__Your goal__
Could you print the data that follows exactly as given?

Data about app and page elements
◆ ◆ ◆ ◆ ◆

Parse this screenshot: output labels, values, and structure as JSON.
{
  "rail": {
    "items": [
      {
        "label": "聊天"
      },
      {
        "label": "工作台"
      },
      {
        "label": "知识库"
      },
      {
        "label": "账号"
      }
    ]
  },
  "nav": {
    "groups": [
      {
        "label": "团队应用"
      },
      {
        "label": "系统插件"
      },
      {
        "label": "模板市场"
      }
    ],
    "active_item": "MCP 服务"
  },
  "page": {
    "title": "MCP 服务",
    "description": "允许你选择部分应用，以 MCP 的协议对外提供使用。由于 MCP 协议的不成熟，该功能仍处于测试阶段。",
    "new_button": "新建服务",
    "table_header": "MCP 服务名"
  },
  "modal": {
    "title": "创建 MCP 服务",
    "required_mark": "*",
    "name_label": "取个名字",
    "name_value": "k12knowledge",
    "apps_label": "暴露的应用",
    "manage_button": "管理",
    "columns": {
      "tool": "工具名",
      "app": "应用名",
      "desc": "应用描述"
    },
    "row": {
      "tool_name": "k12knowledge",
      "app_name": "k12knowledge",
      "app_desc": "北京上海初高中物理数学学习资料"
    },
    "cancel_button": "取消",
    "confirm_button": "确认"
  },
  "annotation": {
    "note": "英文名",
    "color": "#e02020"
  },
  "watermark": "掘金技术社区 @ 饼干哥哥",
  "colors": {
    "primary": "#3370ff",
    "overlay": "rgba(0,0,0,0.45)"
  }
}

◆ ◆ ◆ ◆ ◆

__Your response__
Parse this screenshot: output labels, values, and structure as JSON.
{
  "rail": {
    "items": [
      {
        "label": "聊天"
      },
      {
        "label": "工作台"
      },
      {
        "label": "知识库"
      },
      {
        "label": "账号"
      }
    ]
  },
  "nav": {
    "groups": [
      {
        "label": "团队应用"
      },
      {
        "label": "系统插件"
      },
      {
        "label": "模板市场"
      }
    ],
    "active_item": "MCP 服务"
  },
  "page": {
    "title": "MCP 服务",
    "description": "允许你选择部分应用，以 MCP 的协议对外提供使用。由于 MCP 协议的不成熟，该功能仍处于测试阶段。",
    "new_button": "新建服务",
    "table_header": "MCP 服务名"
  },
  "modal": {
    "title": "创建 MCP 服务",
    "required_mark": "*",
    "name_label": "取个名字",
    "name_value": "k12knowledge",
    "apps_label": "暴露的应用",
    "manage_button": "管理",
    "columns": {
      "tool": "工具名",
      "app": "应用名",
      "desc": "应用描述"
    },
    "row": {
      "tool_name": "k12knowledge",
      "app_name": "k12knowledge",
      "app_desc": "北京上海初高中物理数学学习资料"
    },
    "cancel_button": "取消",
    "confirm_button": "确认"
  },
  "annotation": {
    "note": "英文名",
    "color": "#e02020"
  },
  "watermark": "掘金技术社区 @ 饼干哥哥",
  "colors": {
    "primary": "#3370ff",
    "overlay": "rgba(0,0,0,0.45)"
  }
}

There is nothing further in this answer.